Lesson Plan: Failure Interviews

Marnie Ritchie

Lesson Plans

Image Public Domain, Flickr The goal of this lesson is for students to interview someone who has failed at something—in a small or large, invisible or spectacular way. Typically, when we conduct interviews, we target experts within a field who can dispense some knowledge for our imagined audience. For this lesson plan, students collapse the hierarchy of knowing-subject-to-unknowing-audience. Failure is often hidden from others; it does not show up in our resumes, and it is difficult to disclose in public

Flash Fellowships Preview: Analyzing

DWRL Staff

Flash Fellowships

A flashbulb filled with magnesium foil,

Flash Fellowships give staffers and assistant instructors in the DWRL the time, techniques, and technical resources they need to accomplish projects related to their own research and scholarship. Assistant instructors and staffers fill out a form that helps them articulate their project’s theoretical and pedagogical rationale, and think through any resources that they’ll need to complete the project. The submission goes to a committee that gives the applicants feedback on their project and, if granted, provides the requested resources. The

Flash Fellowships Preview: Gathering

DWRL Staff

Flash Fellowships

A small flashbulb with coiled magnesium filament.

Flash Fellowships give staffers and assistant instructors in the DWRL the time, techniques, and technical resources they need to accomplish projects related to their own research and scholarship. Assistant instructors and staffers fill out a form that helps them articulate their project’s theoretical and pedagogical rationale, and think through any resources that they’ll need to complete the project. The submission goes to a committee that gives the applicants feedback on their project and, if granted, provides the requested resources. The

Flash Fellowships Preview: Building

DWRL Staff

Flash Fellowships

A flashbulb with magnesium filament.

Flash Fellowships give staffers and assistant instructors in the DWRL the time, techniques, and technical resources they need to accomplish projects related to their own research and scholarship. Assistant instructors and staffers fill out a form that helps them articulate their project’s theoretical and pedagogical rationale, and think through any resources that they’ll need to complete the project. The submission goes to a committee that gives the applicants feedback on their project and, if granted, provides the requested resources.The following

Lesson Plan: PlayStation VR

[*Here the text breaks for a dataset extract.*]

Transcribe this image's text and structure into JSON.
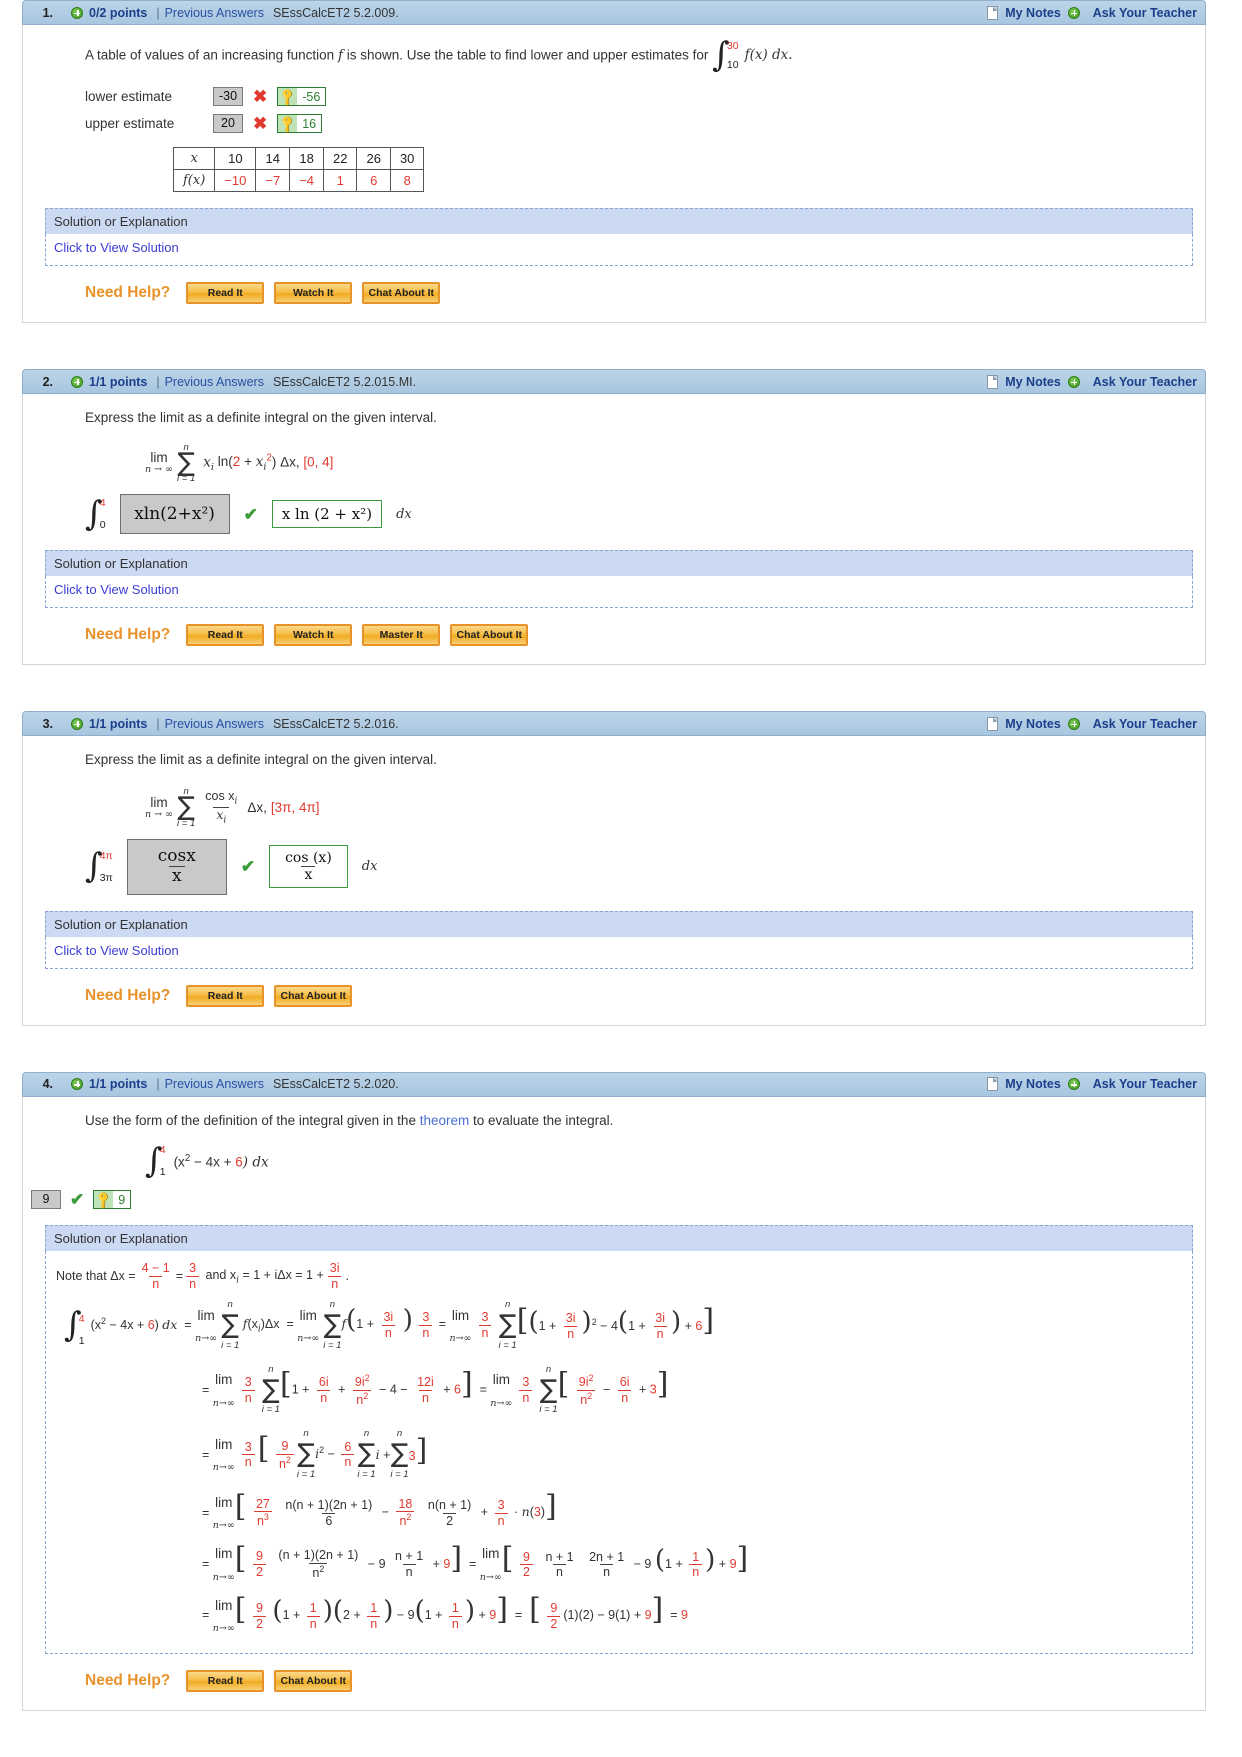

J Brentlinger

Lesson Plans

This lesson plan is an easy one to conduct: let your students play with the PlayStation 4 VR suite from the DWRL, and then encourage them to talk about the experience! Sounds simple, right? It is! But the scholarship the lesson produces is anything BUT simple. Interacting with this lesson allows students to engage with many areas of scholarship. Examples include: The following lesson plan uses Isbister’s book as an example. This lesson challenges students to experience something new (Virtual

Wearables Lesson Plan: Yelp

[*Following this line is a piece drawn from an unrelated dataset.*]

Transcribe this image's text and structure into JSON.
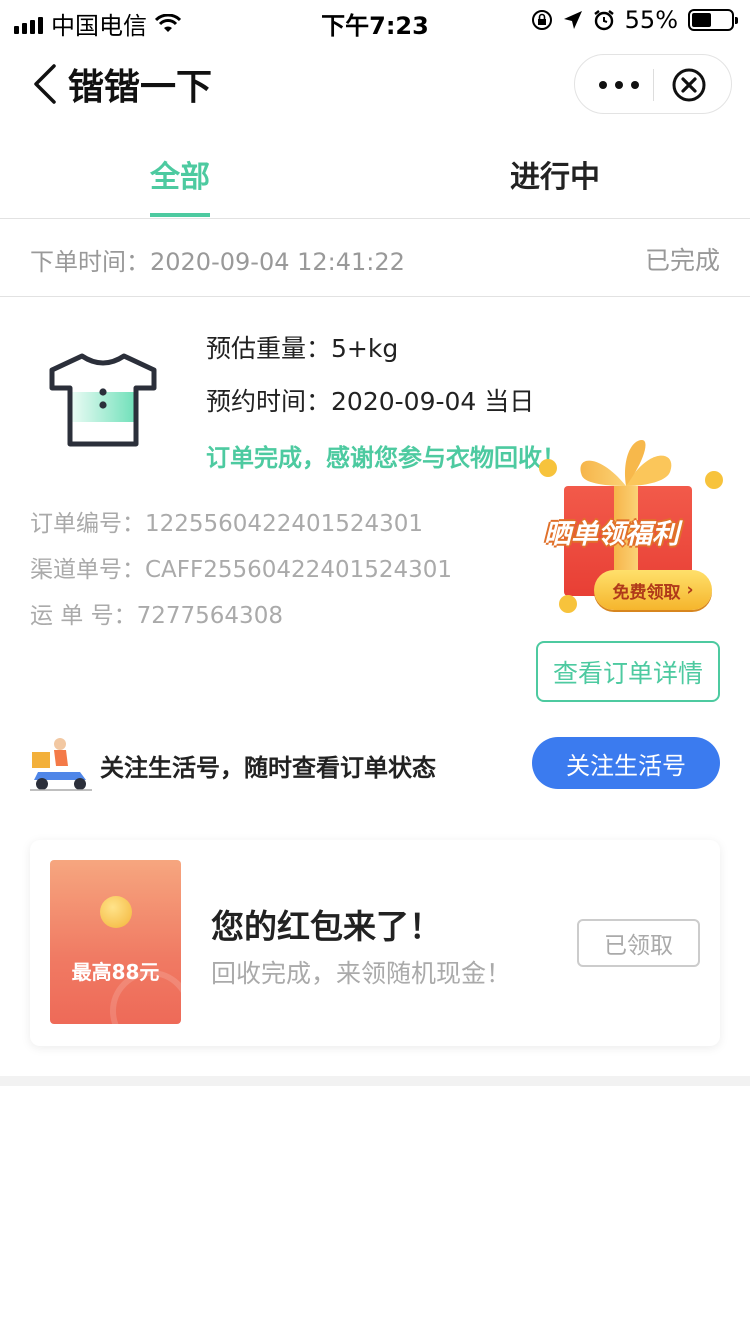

Reinhard Mueller

Lesson Plans

This is a picture of the Yelp logo with a symbolic scale in the background indicating the lawsuits against Yelp. The picture is mostly in red, the scale in the background is in black. The letters and the Yelp logo are mostly in white.

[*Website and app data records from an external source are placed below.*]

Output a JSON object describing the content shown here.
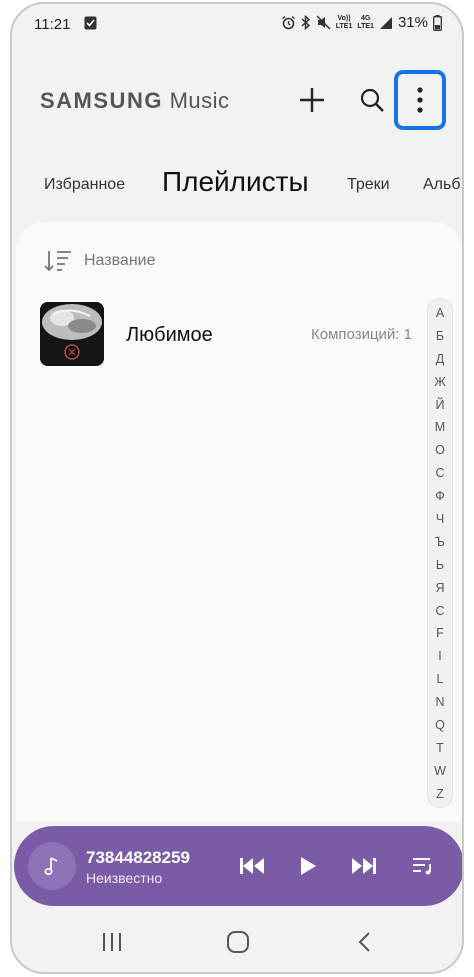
{
  "status_bar": {
    "time": "11:21",
    "battery": "31%",
    "volte_top": "Vo))",
    "volte_bottom": "LTE1",
    "network": "4G",
    "network_bars": "LTE1"
  },
  "header": {
    "brand_bold": "SAMSUNG",
    "brand_light": "Music",
    "add_icon": "plus-icon",
    "search_icon": "search-icon",
    "more_icon": "more-vertical-icon",
    "highlight_color": "#1473e6"
  },
  "tabs": [
    {
      "label": "Избранное",
      "active": false
    },
    {
      "label": "Плейлисты",
      "active": true
    },
    {
      "label": "Треки",
      "active": false
    },
    {
      "label": "Альб",
      "active": false
    }
  ],
  "sort": {
    "label": "Название",
    "icon": "sort-icon"
  },
  "playlists": [
    {
      "title": "Любимое",
      "count": "Композиций: 1"
    }
  ],
  "index_letters": [
    "А",
    "Б",
    "Д",
    "Ж",
    "Й",
    "М",
    "О",
    "С",
    "Ф",
    "Ч",
    "Ъ",
    "Ь",
    "Я",
    "C",
    "F",
    "I",
    "L",
    "N",
    "Q",
    "T",
    "W",
    "Z"
  ],
  "player": {
    "title": "73844828259",
    "artist": "Неизвестно",
    "color": "#7b5ba6",
    "icons": [
      "music-note-icon",
      "previous-icon",
      "play-icon",
      "next-icon",
      "queue-icon"
    ]
  },
  "navbar": {
    "icons": [
      "recent-apps-icon",
      "home-icon",
      "back-icon"
    ]
  }
}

Yelp is a virtual marketplace that has been shaping our spatial orientation for many years, since it was founded in 2004 and has increasingly expanded worldwide since 2009. Despite its vast impact on our daily life, its digital rhetoric has hardly been researched and is usually taken for granted without further critical awareness. In a 2013 survey, the Boston Consulting Group found that only 15% of 4,800 interviewed small business knew that they had a free Yelp profile and that

Accessible Data Visualizations

Ansley Colclough

Blog Post

Are you reading this blog post from computer screen or an screen reader? Did you need to adjust the font or text size, screen brightness, or filter the interface through a browser extension or rely on an app like Accessibility to access this information? In her entry on “Access” in Keywords for Disability Studies, Bess Williamson notes that despite advances in accessibility rights due to technology, “technical change does not necessarily translate to the deeper goals of openness, inclusion, or opportunity”

Lesson Plan: Filter Bubbles

Shaherzad Ahmadi

Lesson Plans

We constantly consume media — whether television, internet, or radio. According to Pew, a whopping 62% of adults get their news from social media. This is troubling, considering the pervasive filter bubble; depending on our interests, social media and search engines filter their results to match our preferences. Hence the bubble. The Wall Street Journal has illustrated this phenomenon. Why does this matter? The media we consume can define almost every aspect of our lives — from who we associate

When Data Visualization Goes Wrong and Numbers Mislead

Ansley Colclough

Blog Post

Source image: The Most Misleading Charts of 2015 Fixed on Quartz To some students and readers, one of the rhetorical effects of data visualization is that the mere presence of a pie chart, graph, or timeline on a page confers “legitimacy” to an argument. At worse, this gesture attempts to obfuscate weak evidence. At best, the information conveyed may be correct but unnecessary to support an argument. In a piece for The New York Times, By the Numbers writer Charles M. Blow compared the